A recurring criticism from the regulator is that individual fund managers have benefited from excessive discretion over valuation when pricing illiquid financial instruments. It is essential that the valuation function is independent from the fund management activities. If an internal employee is tasked with valuing financial instruments, they must solicit advice from multiple sources – both internally from the fund manager or deal team, or externally via independent price sources or a valuer acting in a consultancy capacity – before they reach a conclusion. Simply relying on internal fund managers or deal teams for pricing of illiquid, hard-to-value assets is ill advised. Equally, internal valuation specialists must boast industry experience. They must be functionally and hierarchically independent from the investment management or deal teams. In addition, their compensation package needs to be calculated independently of any fund performance. Adopting these best practices can help prevent deliberate or inadvertent conflicts emerging and potentially mitigate regulatory risk around valuation.
The consequences of falling foul of regulators are not just financial. Failing to produce accurate valuations can result in significant operational risk, which can even threaten a business’ viability. The findings of regulatory investigations are often publicly available, and this can result in significant reputational risk. This will not bode well with institutional investors, particularly as capital raising has proven difficult of late for many fund managers. The importance of valuation is evident in a 2014 Deutsche Bank survey of operational due diligence executives overseeing roughly $2.72 trillion in assets. The survey identified valuation as one of the most frequently cited red flags by operational due diligence teams. The study found 100% of allocators would review a fund’s valuation policy during the operational due diligence process, and 78% added they would verify it on-site.
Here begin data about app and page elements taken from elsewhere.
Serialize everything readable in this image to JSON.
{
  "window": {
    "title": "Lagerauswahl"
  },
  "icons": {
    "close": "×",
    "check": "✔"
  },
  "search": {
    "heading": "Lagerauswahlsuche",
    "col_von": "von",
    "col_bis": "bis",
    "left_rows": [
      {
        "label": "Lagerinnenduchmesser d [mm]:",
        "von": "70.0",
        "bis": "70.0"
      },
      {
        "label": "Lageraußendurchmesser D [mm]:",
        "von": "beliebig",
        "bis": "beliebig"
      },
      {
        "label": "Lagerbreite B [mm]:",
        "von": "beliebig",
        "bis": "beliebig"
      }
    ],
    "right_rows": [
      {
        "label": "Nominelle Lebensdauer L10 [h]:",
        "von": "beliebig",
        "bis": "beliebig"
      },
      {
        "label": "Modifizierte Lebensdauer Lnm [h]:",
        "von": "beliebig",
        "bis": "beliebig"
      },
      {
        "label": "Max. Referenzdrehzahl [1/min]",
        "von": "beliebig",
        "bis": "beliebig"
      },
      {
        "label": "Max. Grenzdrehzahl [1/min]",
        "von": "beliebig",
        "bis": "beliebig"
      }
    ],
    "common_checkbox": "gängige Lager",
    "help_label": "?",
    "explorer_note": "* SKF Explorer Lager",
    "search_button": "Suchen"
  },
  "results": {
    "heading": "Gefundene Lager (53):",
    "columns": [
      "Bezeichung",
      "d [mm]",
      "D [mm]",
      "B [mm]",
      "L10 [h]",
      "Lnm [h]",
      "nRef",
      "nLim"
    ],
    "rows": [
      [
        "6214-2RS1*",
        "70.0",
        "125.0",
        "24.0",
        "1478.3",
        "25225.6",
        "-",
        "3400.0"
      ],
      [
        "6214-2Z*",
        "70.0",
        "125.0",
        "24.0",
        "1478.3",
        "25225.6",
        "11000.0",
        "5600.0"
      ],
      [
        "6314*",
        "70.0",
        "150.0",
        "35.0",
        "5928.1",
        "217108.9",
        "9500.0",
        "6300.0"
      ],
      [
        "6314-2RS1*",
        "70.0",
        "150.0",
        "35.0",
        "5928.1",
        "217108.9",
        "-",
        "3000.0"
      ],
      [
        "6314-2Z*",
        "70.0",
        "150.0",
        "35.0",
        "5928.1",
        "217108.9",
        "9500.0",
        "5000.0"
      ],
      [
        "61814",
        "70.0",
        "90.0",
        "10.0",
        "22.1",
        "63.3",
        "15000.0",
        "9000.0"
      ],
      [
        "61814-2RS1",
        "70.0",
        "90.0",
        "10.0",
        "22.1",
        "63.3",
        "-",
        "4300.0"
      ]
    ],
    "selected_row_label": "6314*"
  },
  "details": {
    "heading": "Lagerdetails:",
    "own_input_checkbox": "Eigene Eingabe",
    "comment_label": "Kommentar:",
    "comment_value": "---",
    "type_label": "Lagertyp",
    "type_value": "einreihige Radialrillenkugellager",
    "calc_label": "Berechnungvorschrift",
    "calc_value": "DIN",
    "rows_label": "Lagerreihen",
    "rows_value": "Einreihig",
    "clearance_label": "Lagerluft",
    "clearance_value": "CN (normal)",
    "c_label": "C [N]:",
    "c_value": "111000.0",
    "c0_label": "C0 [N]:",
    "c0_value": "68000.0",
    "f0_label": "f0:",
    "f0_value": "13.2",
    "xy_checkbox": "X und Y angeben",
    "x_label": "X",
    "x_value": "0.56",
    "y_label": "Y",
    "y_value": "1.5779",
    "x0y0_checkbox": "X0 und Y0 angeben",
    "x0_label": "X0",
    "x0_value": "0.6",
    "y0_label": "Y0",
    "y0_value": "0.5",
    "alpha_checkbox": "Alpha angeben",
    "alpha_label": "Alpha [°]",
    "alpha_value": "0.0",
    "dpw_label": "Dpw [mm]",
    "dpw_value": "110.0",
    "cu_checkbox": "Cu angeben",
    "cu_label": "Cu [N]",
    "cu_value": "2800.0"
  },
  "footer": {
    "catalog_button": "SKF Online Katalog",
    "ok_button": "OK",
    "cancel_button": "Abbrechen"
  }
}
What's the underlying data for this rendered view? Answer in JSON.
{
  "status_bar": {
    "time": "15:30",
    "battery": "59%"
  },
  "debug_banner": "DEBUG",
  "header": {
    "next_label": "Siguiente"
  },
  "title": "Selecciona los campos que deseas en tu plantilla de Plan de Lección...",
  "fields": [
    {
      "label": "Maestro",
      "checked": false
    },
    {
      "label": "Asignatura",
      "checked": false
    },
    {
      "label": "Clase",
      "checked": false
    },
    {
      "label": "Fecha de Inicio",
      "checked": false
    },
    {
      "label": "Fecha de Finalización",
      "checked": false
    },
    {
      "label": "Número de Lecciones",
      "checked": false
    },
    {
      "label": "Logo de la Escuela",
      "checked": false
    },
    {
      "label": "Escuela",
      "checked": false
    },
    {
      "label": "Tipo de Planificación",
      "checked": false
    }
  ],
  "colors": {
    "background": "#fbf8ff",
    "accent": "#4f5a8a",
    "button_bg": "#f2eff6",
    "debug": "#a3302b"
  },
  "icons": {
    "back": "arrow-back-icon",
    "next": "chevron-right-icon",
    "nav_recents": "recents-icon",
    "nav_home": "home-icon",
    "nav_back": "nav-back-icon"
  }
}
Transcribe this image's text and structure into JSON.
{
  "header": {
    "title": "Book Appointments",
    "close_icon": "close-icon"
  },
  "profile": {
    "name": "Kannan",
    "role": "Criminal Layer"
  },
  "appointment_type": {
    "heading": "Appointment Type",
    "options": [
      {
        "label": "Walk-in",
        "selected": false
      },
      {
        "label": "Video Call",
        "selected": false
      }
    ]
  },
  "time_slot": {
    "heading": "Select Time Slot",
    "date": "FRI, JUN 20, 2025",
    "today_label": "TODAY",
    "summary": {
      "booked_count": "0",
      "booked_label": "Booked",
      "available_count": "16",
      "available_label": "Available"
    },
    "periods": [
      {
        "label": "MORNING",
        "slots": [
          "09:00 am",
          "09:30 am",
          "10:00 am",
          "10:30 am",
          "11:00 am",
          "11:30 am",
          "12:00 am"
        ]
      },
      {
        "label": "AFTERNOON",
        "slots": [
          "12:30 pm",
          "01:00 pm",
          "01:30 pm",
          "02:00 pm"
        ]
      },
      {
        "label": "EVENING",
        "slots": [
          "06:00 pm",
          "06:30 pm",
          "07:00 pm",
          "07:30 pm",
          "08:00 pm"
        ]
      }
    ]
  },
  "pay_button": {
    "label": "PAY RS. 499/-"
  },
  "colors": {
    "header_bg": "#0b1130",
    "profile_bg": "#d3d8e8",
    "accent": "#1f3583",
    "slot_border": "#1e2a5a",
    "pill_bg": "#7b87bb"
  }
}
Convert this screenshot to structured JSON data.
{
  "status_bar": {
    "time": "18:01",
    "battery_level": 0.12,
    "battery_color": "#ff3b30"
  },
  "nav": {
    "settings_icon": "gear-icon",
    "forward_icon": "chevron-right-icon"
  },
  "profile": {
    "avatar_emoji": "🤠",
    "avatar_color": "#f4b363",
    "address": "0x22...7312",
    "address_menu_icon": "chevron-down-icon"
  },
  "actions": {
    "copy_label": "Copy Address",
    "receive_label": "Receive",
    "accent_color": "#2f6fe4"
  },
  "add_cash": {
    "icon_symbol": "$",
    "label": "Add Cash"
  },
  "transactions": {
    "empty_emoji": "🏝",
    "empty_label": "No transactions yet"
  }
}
Managers need to take note and recognize that they need to implement valuation policies and procedures that adhere to regulatory and industry best practices. Capital raising in today’s environment is a challenging proposition for managers. Performance is not the only criteria investors will review. As such, getting the basics right around valuation is crucial in this risk-averse environment to attracting institutional money.
Kroll can work with managers to ensure their internal valuation procedures are in line with AIFMD requirements, which requires “proper and independent valuation.” In addition, we can provide independent valuation services to managers and offer assistance to firms around documenting their valuation processes. Kroll can provide substance and governance services through our own third party AIFM ManCo and offer regulatory consulting to assist in ensuring that compliance and risk controls are in place and formalized.
 AMF website, Interview given in September 2015